As the country starts to open up, many people are getting back out there by taking a fun vacation for the first time in over a year. While many in the tourism industry are encouraging travel, vacationers should be aware of the risks associated with traveling these days. The Better Business Bureau warns there has been a rise in reported cases of travel-related scams. Cybercriminals are always looking for easy targets to take advantage of, and if you’re not careful, you could easily fall victim. Here, we highlight some of the top travel scams and how to avoid the risk.

Top travel scams

Vacation rental scams

While a vacation rental is typically a great place to stay and can serve as a comfortable home away from home, many con artists are trying to scam unsuspecting travelers using vacation rentals. But be on the lookout for rentals that don’t actually exist. It’s pretty easy to create a fake listing on certain websites, so always talk with the owner and watch out for any red flags. A real vacation rental owner will be familiar with the area and able to give local recommendations. On the other hand, a scammer will give vague answers and create a sense of urgency, almost forcing you into booking.

Anything “free”

Similarly, don’t always take the word “free” at face value when traveling. Hotels, rentals and cruises will often advertise a “free” trip. In reality, the taxes, fees, airfare and hidden add-ons often outweigh the free part. You may receive a phone call offering an all-expenses-paid vacation, and this is a phishing attempt to obtain your personal information. You should never give personal information over the phone to someone you don’t know.

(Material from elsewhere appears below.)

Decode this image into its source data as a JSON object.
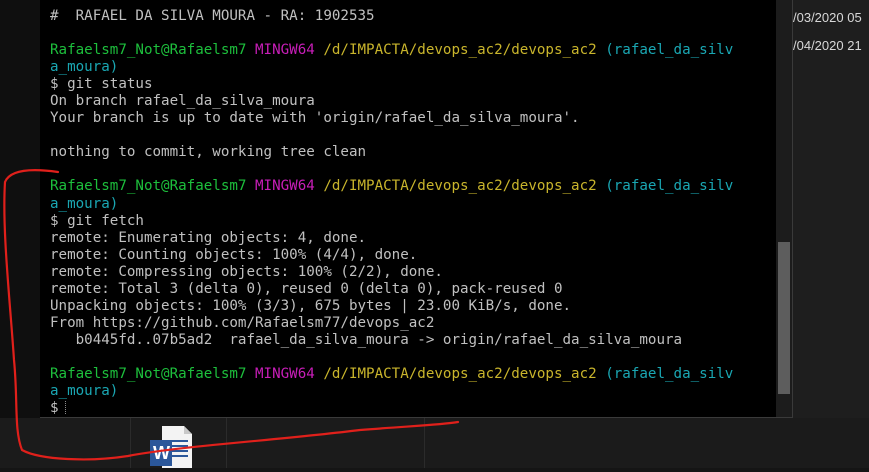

If the vacation offer seems too good to be true, unfortunately, it usually is.

Posting on social media about your getaway

Posting on social media is almost second nature to many of us these days. But posting about your travel plans and while you’re gone could open up your home to theft. Local criminals are always trolling social media, just looking for an opportunity for an easy burglary. It’s typically not too difficult for them to figure out where you live. This is what they do for a living, after all. 

To combat this risk, always post after your vacation is over and you’re back home, highlighting the post as a recap of your travels.

Fake WiFi hubs

It’s pretty easy to access a WiFi network almost anywhere these days, making it an easy way for hackers to infiltrate your computer and personal data. Always be aware that some of those unlocked connections you can access for free might be dangerous. Unsuspecting victims will connect to unsecured WiFi hotspots that cybercriminals will set up in public locations. Once you’re logged in, these thieves will have easy access to your passwords, accounts and more.

Avoid this scam by never logging onto an unknown public internet network. Instead, always ask the hotel, rental, coffee shop or airport which network is the official one. You can also encrypt your online activity using a VPN.

How can you protect your employees from these top travel scams?

While many of these scams occur in an employee’s personal life, it’s important for them to understand the cybersecurity risks that are out there for them to protect your company’s data while at work. Security Awareness and Anti-Phishing Training help to educate employees about the ever-evolving ways hackers are performing social engineering to obtain data. With training from Global Learning Systems, you can rest assured your organization has the education they need to maintain their Human Firewall.

Contact us today to learn more.